The little museum afterwards has one of the pneumatic railway cars from 1869 (there’a a chapter about it in Barnvard’s Folly, the book that introduced me to Robert ‘Romeo’ Coates). I also learnt that it was illegal to post copies of Ulysses, and any copies found were burnt. Did you know that at one point there were railway sorting offices? They zoomed around the country, picking up letters with ingenious bag/hook apparatus and then passed them onto local stations by lobbing them into waiting nets. It’s a system that ended in the 1970s. Why is modern life so much more boring?
The Postal Museum itself is in a building a little further along.
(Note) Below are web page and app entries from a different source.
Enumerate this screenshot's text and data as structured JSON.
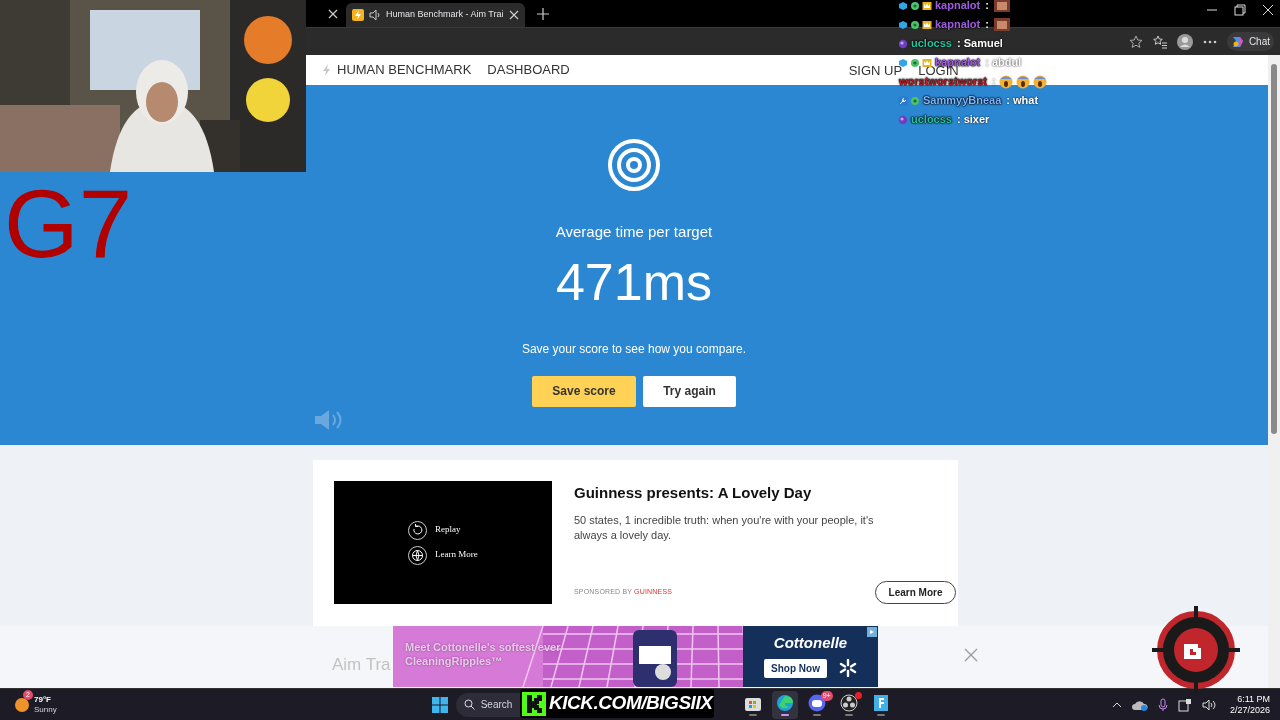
{
  "browser": {
    "tabs": [
      {
        "title": "Human Benchmark - Aim Trai",
        "selected": true,
        "audio": true
      }
    ],
    "chat_button": "Chat"
  },
  "site_nav": {
    "brand": "HUMAN BENCHMARK",
    "links": [
      "DASHBOARD"
    ],
    "account": [
      "SIGN UP",
      "LOGIN"
    ]
  },
  "result": {
    "label": "Average time per target",
    "value": "471ms",
    "prompt": "Save your score to see how you compare.",
    "buttons": [
      {
        "label": "Save score",
        "kind": "primary"
      },
      {
        "label": "Try again",
        "kind": "secondary"
      }
    ]
  },
  "ad_card": {
    "video_actions": [
      "Replay",
      "Learn More"
    ],
    "title": "Guinness presents: A Lovely Day",
    "description": "50 states, 1 incredible truth: when you're with your people, it's always a lovely day.",
    "sponsor_label": "SPONSORED BY",
    "sponsor": "GUINNESS",
    "button": "Learn More"
  },
  "section_heading": "Aim Tra",
  "banner_ad": {
    "tagline": "Meet Cottonelle's softest ever CleaningRipples™",
    "brand": "Cottonelle",
    "button": "Shop Now"
  },
  "stream_overlay": {
    "tag": "G7",
    "banner": "KICK.COM/BIGSIIX"
  },
  "chat": [
    {
      "user": "kapnalot",
      "color": "#a05ce0",
      "kind": "subemote",
      "message": ":"
    },
    {
      "user": "kapnalot",
      "color": "#a05ce0",
      "kind": "subemote",
      "message": ":"
    },
    {
      "user": "uclocss",
      "color": "#22c7a0",
      "kind": "vip",
      "message": ": Samuel"
    },
    {
      "user": "kapnalot",
      "color": "#a05ce0",
      "kind": "sub",
      "message": ": abdul"
    },
    {
      "user": "worstworstworst",
      "color": "#b3202c",
      "kind": "reactor",
      "message": ":"
    },
    {
      "user": "SammyyBneaa",
      "color": "#7cb6ff",
      "kind": "mod",
      "message": ": what"
    },
    {
      "user": "uclocss",
      "color": "#22c7a0",
      "kind": "vip",
      "message": ": sixer"
    }
  ],
  "taskbar": {
    "weather": {
      "temp": "79°F",
      "condition": "Sunny",
      "badge": "2"
    },
    "search": "Search",
    "apps": [
      {
        "kind": "store",
        "active": false
      },
      {
        "kind": "edge",
        "active": true
      },
      {
        "kind": "discord",
        "active": false,
        "badge": "9+"
      },
      {
        "kind": "obs",
        "active": false,
        "alert": true
      },
      {
        "kind": "app",
        "active": false
      }
    ],
    "time": "6:11 PM",
    "date": "2/27/2026"
  }
}
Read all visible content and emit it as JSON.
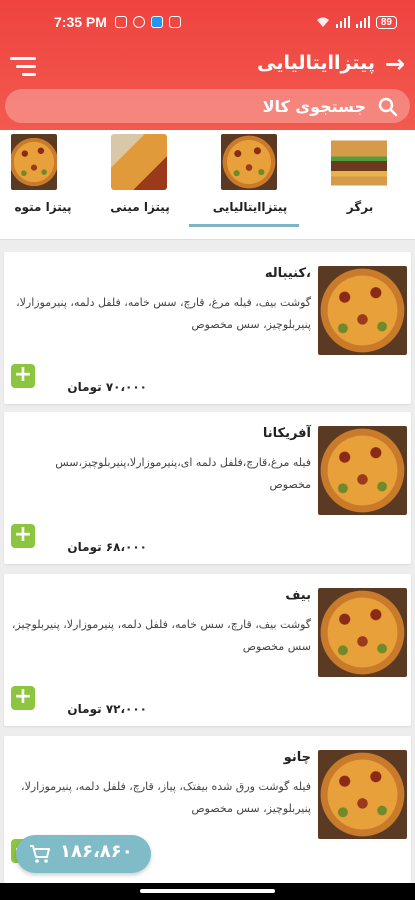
{
  "status_bar": {
    "time": "7:35 PM",
    "battery": "89"
  },
  "header": {
    "title": "پیتزاایتالیایی",
    "back_icon": "arrow-right-icon",
    "menu_icon": "hamburger-menu-icon"
  },
  "search": {
    "placeholder": "جستجوی کالا"
  },
  "categories": [
    {
      "label": "برگر",
      "icon": "burger-image"
    },
    {
      "label": "پیتزاایتالیایی",
      "icon": "pizza-image",
      "selected": true
    },
    {
      "label": "پیتزا مینی",
      "icon": "pizza-slice-image"
    },
    {
      "label": "پیتزا متوه",
      "icon": "pizza-image"
    }
  ],
  "products": [
    {
      "title": "،کنیباله",
      "description": "گوشت بیف، فیله مرغ، قارچ، سس خامه، فلفل دلمه، پنیرموزارلا، پنیربلوچیز، سس مخصوص",
      "price": "۷۰،۰۰۰ تومان"
    },
    {
      "title": "آفریکانا",
      "description": "فیله مرغ،قارچ،فلفل دلمه ای،پنیرموزارلا،پنیربلوچیز،سس مخصوص",
      "price": "۶۸،۰۰۰ تومان"
    },
    {
      "title": "بیف",
      "description": "گوشت بیف، قارچ، سس خامه، فلفل دلمه، پنیرموزارلا، پنیربلوچیز، سس مخصوص",
      "price": "۷۲،۰۰۰ تومان"
    },
    {
      "title": "چانو",
      "description": "فیله گوشت ورق شده بیفتک، پیاز، قارچ، فلفل دلمه، پنیرموزارلا، پنیربلوچیز، سس مخصوص",
      "price": ""
    }
  ],
  "cart": {
    "total": "۱۸۶،۸۶۰"
  },
  "colors": {
    "header": "#ef4340",
    "add_button": "#8cc63f",
    "cart_fab": "#7fbcc8",
    "tab_underline": "#7fb3c6"
  }
}
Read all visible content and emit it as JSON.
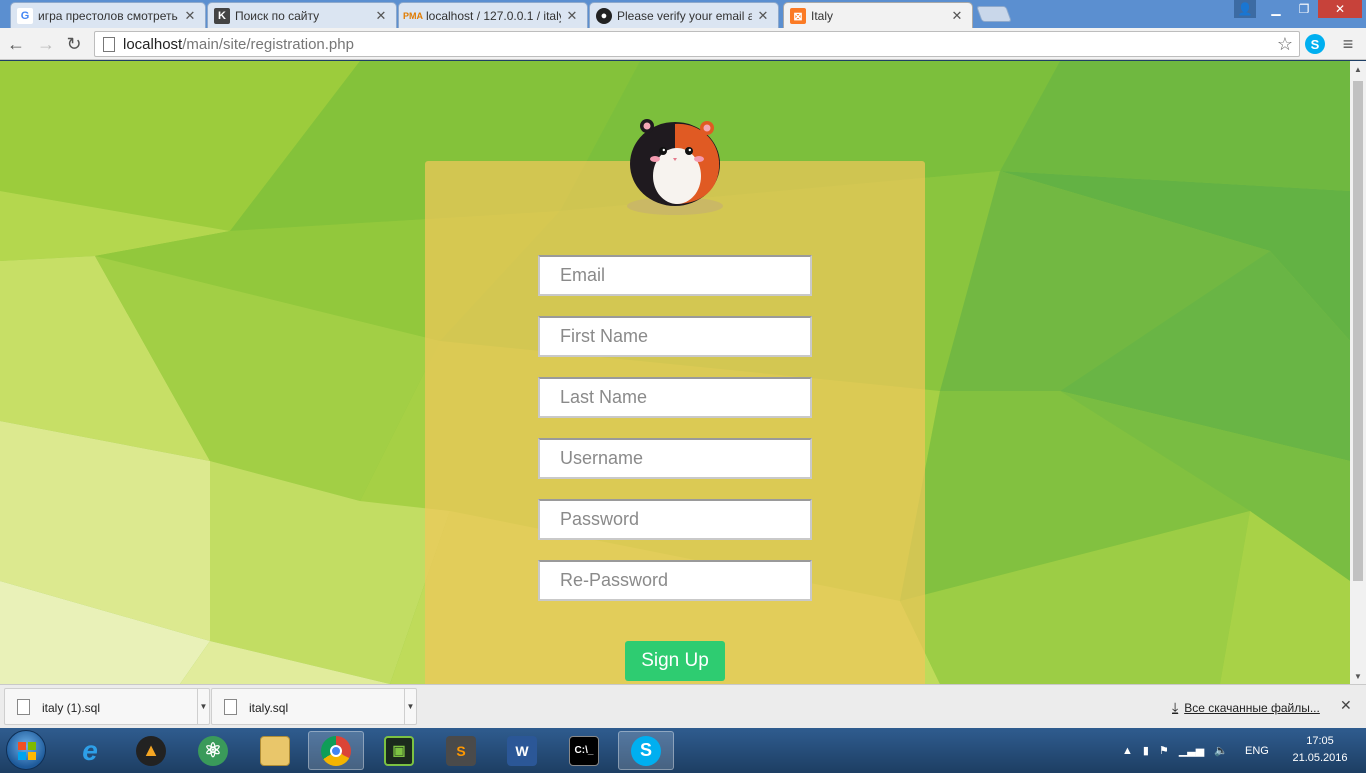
{
  "browser": {
    "tabs": [
      {
        "title": "игра престолов смотреть",
        "icon": "google-icon"
      },
      {
        "title": "Поиск по сайту",
        "icon": "k-icon"
      },
      {
        "title": "localhost / 127.0.0.1 / italy",
        "icon": "phpmyadmin-icon"
      },
      {
        "title": "Please verify your email ad",
        "icon": "github-icon"
      },
      {
        "title": "Italy",
        "icon": "xampp-icon",
        "active": true
      }
    ],
    "url_host": "localhost",
    "url_path": "/main/site/registration.php"
  },
  "form": {
    "email_placeholder": "Email",
    "first_name_placeholder": "First Name",
    "last_name_placeholder": "Last Name",
    "username_placeholder": "Username",
    "password_placeholder": "Password",
    "repassword_placeholder": "Re-Password",
    "submit_label": "Sign Up"
  },
  "downloads": {
    "items": [
      "italy (1).sql",
      "italy.sql"
    ],
    "show_all_label": "Все скачанные файлы..."
  },
  "taskbar": {
    "language": "ENG",
    "time": "17:05",
    "date": "21.05.2016"
  },
  "colors": {
    "card": "#f0c85a",
    "signup_button": "#2ecc71",
    "background": "#8cc63f"
  }
}
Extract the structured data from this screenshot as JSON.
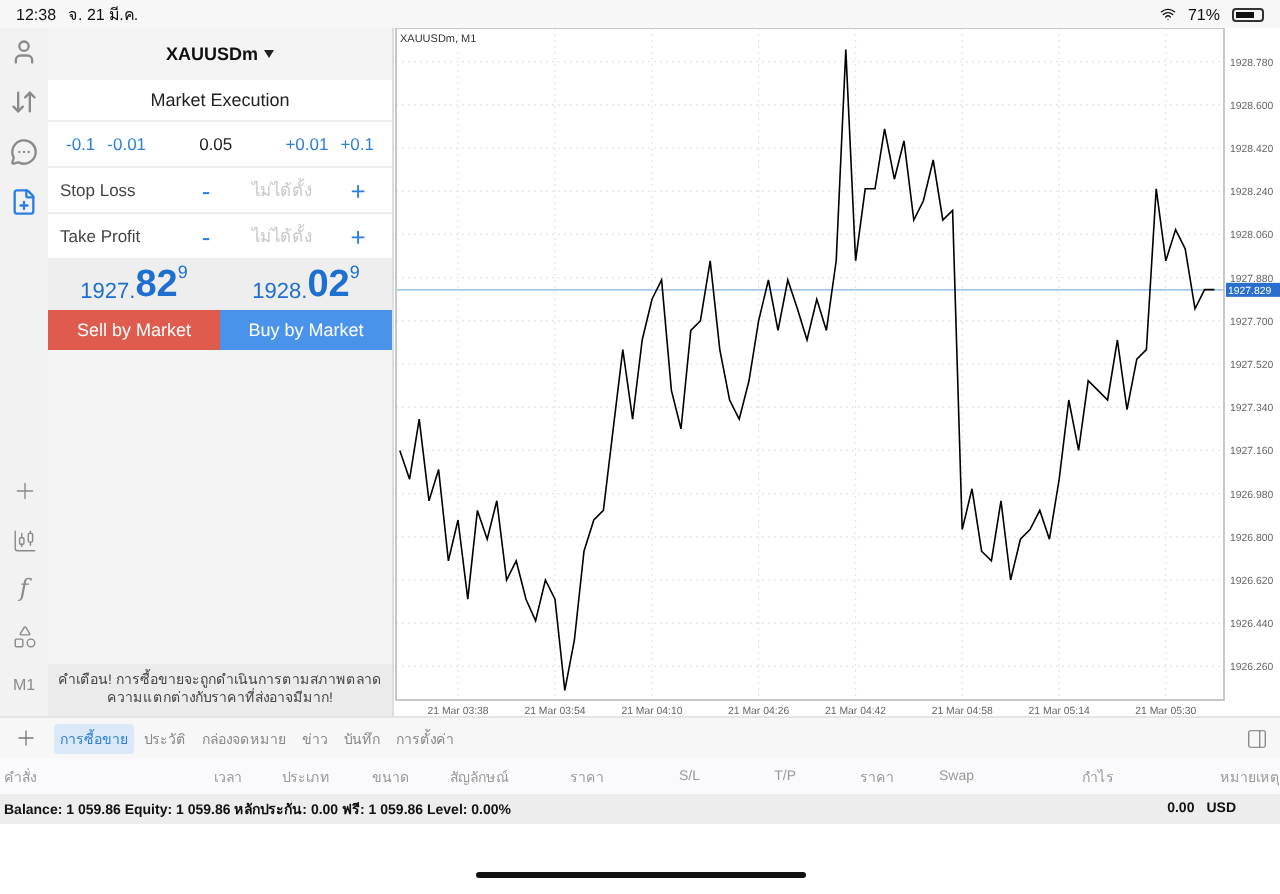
{
  "status_bar": {
    "time": "12:38",
    "date": "จ. 21 มี.ค.",
    "battery": "71%"
  },
  "rail": {
    "items": [
      {
        "selected": false
      },
      {
        "selected": false
      },
      {
        "selected": false
      },
      {
        "selected": true
      }
    ],
    "tools": [
      {
        "kind": "icon"
      },
      {
        "kind": "icon"
      },
      {
        "kind": "glyph",
        "label": "f"
      },
      {
        "kind": "icon"
      },
      {
        "kind": "glyph",
        "label": "M1"
      }
    ]
  },
  "order_panel": {
    "symbol": "XAUUSDm",
    "execution": "Market Execution",
    "volume": {
      "down": [
        "-0.1",
        "-0.01"
      ],
      "value": "0.05",
      "up": [
        "+0.01",
        "+0.1"
      ]
    },
    "stops": [
      {
        "label": "Stop Loss",
        "minus": "-",
        "placeholder": "ไม่ได้ตั้ง",
        "plus": "+"
      },
      {
        "label": "Take Profit",
        "minus": "-",
        "placeholder": "ไม่ได้ตั้ง",
        "plus": "+"
      }
    ],
    "prices": [
      {
        "head": "1927.",
        "big": "82",
        "tail": "9"
      },
      {
        "head": "1928.",
        "big": "02",
        "tail": "9"
      }
    ],
    "actions": [
      {
        "label": "Sell by Market",
        "kind": "sell"
      },
      {
        "label": "Buy by Market",
        "kind": "buy"
      }
    ],
    "warning": [
      "คำเตือน! การซื้อขายจะถูกดำเนินการตามสภาพตลาด",
      "ความแตกต่างกับราคาที่ส่งอาจมีมาก!"
    ]
  },
  "chart": {
    "chart_data": {
      "type": "line",
      "title": "XAUUSDm, M1",
      "grid": true,
      "ref_lines": [
        {
          "axis": "y",
          "value": 1927.829,
          "label": "1927.829",
          "color": "#a9c7e6"
        }
      ],
      "ylim": [
        1926.12,
        1928.92
      ],
      "categories": [
        null,
        null,
        null,
        null,
        null,
        null,
        "21 Mar 03:38",
        null,
        null,
        null,
        null,
        null,
        null,
        null,
        null,
        null,
        "21 Mar 03:54",
        null,
        null,
        null,
        null,
        null,
        null,
        null,
        null,
        null,
        "21 Mar 04:10",
        null,
        null,
        null,
        null,
        null,
        null,
        null,
        null,
        null,
        null,
        "21 Mar 04:26",
        null,
        null,
        null,
        null,
        null,
        null,
        null,
        null,
        null,
        "21 Mar 04:42",
        null,
        null,
        null,
        null,
        null,
        null,
        null,
        null,
        null,
        null,
        "21 Mar 04:58",
        null,
        null,
        null,
        null,
        null,
        null,
        null,
        null,
        null,
        "21 Mar 05:14",
        null,
        null,
        null,
        null,
        null,
        null,
        null,
        null,
        null,
        null,
        "21 Mar 05:30",
        null,
        null,
        null,
        null,
        null
      ],
      "yticks": [
        {
          "value": 1926.26,
          "label": "1926.260"
        },
        {
          "value": 1926.44,
          "label": "1926.440"
        },
        {
          "value": 1926.62,
          "label": "1926.620"
        },
        {
          "value": 1926.8,
          "label": "1926.800"
        },
        {
          "value": 1926.98,
          "label": "1926.980"
        },
        {
          "value": 1927.16,
          "label": "1927.160"
        },
        {
          "value": 1927.34,
          "label": "1927.340"
        },
        {
          "value": 1927.52,
          "label": "1927.520"
        },
        {
          "value": 1927.7,
          "label": "1927.700"
        },
        {
          "value": 1927.88,
          "label": "1927.880"
        },
        {
          "value": 1928.06,
          "label": "1928.060"
        },
        {
          "value": 1928.24,
          "label": "1928.240"
        },
        {
          "value": 1928.42,
          "label": "1928.420"
        },
        {
          "value": 1928.6,
          "label": "1928.600"
        },
        {
          "value": 1928.78,
          "label": "1928.780"
        }
      ],
      "series": [
        {
          "color": "#000000",
          "values": [
            1927.16,
            1927.04,
            1927.29,
            1926.95,
            1927.08,
            1926.7,
            1926.87,
            1926.54,
            1926.91,
            1926.79,
            1926.95,
            1926.62,
            1926.7,
            1926.54,
            1926.45,
            1926.62,
            1926.54,
            1926.16,
            1926.37,
            1926.74,
            1926.87,
            1926.91,
            1927.25,
            1927.58,
            1927.29,
            1927.62,
            1927.79,
            1927.87,
            1927.41,
            1927.25,
            1927.66,
            1927.7,
            1927.95,
            1927.58,
            1927.37,
            1927.29,
            1927.45,
            1927.7,
            1927.87,
            1927.66,
            1927.87,
            1927.75,
            1927.62,
            1927.79,
            1927.66,
            1927.95,
            1928.83,
            1927.95,
            1928.25,
            1928.25,
            1928.5,
            1928.29,
            1928.45,
            1928.12,
            1928.2,
            1928.37,
            1928.12,
            1928.16,
            1926.83,
            1927.0,
            1926.74,
            1926.7,
            1926.95,
            1926.62,
            1926.79,
            1926.83,
            1926.91,
            1926.79,
            1927.04,
            1927.37,
            1927.16,
            1927.45,
            1927.41,
            1927.37,
            1927.62,
            1927.33,
            1927.54,
            1927.58,
            1928.25,
            1927.95,
            1928.08,
            1928.0,
            1927.75,
            1927.83,
            1927.83
          ]
        }
      ]
    }
  },
  "tabs": [
    {
      "label": "การซื้อขาย",
      "selected": true
    },
    {
      "label": "ประวัติ",
      "selected": false
    },
    {
      "label": "กล่องจดหมาย",
      "selected": false
    },
    {
      "label": "ข่าว",
      "selected": false
    },
    {
      "label": "บันทึก",
      "selected": false
    },
    {
      "label": "การตั้งค่า",
      "selected": false
    }
  ],
  "table": {
    "columns": [
      "คำสั่ง",
      "เวลา",
      "ประเภท",
      "ขนาด",
      "สัญลักษณ์",
      "ราคา",
      "S/L",
      "T/P",
      "ราคา",
      "Swap",
      "กำไร",
      "หมายเหตุ"
    ],
    "summary": {
      "text": "Balance: 1 059.86 Equity: 1 059.86 หลักประกัน: 0.00 ฟรี: 1 059.86 Level: 0.00%",
      "profit": "0.00",
      "currency": "USD"
    }
  }
}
I learnt the post service was set up by Henry VIII and originally only took the King’s mail. However, later monarchs learnt they could make money by having other people to pay to use the service and so a regular postal system was set up. By the 18th century, they made more money by carrying passengers as well.
There was a good selection of stuff from the Georgian postal service, including guard uniforms and an 18th century mail coach. The best part was a section telling the story of a coach in 1816 which was attacked by an escaped lioness, which took out one of the horses before being shot. The post was only 45 minutes late.
The rest of the museum tells the more modern story of the postal service. There’s stuff about the development of stamps, post boxes, uniforms and different vehicles. My favourite being the ridiculous 5-wheeled cycles. The have the large ‘penny’ wheel of the penny-farthing, supported by four stabilising ‘farthings’. Another nickname for the ridiculous contraption was the ‘hen and chickens’. They were really only popular in Horsham, where they were invented.
It’s a museum very well set up for younger visitors, with lots of interactive elements and things to do at a more suitable height.
Unforgotten Lives: Rediscovering Londoners of African, Caribbean Asian and Indigenous Heritage 1560-1860.
Another freebie without the Art Pass. I talked about this and a matching lecture last week.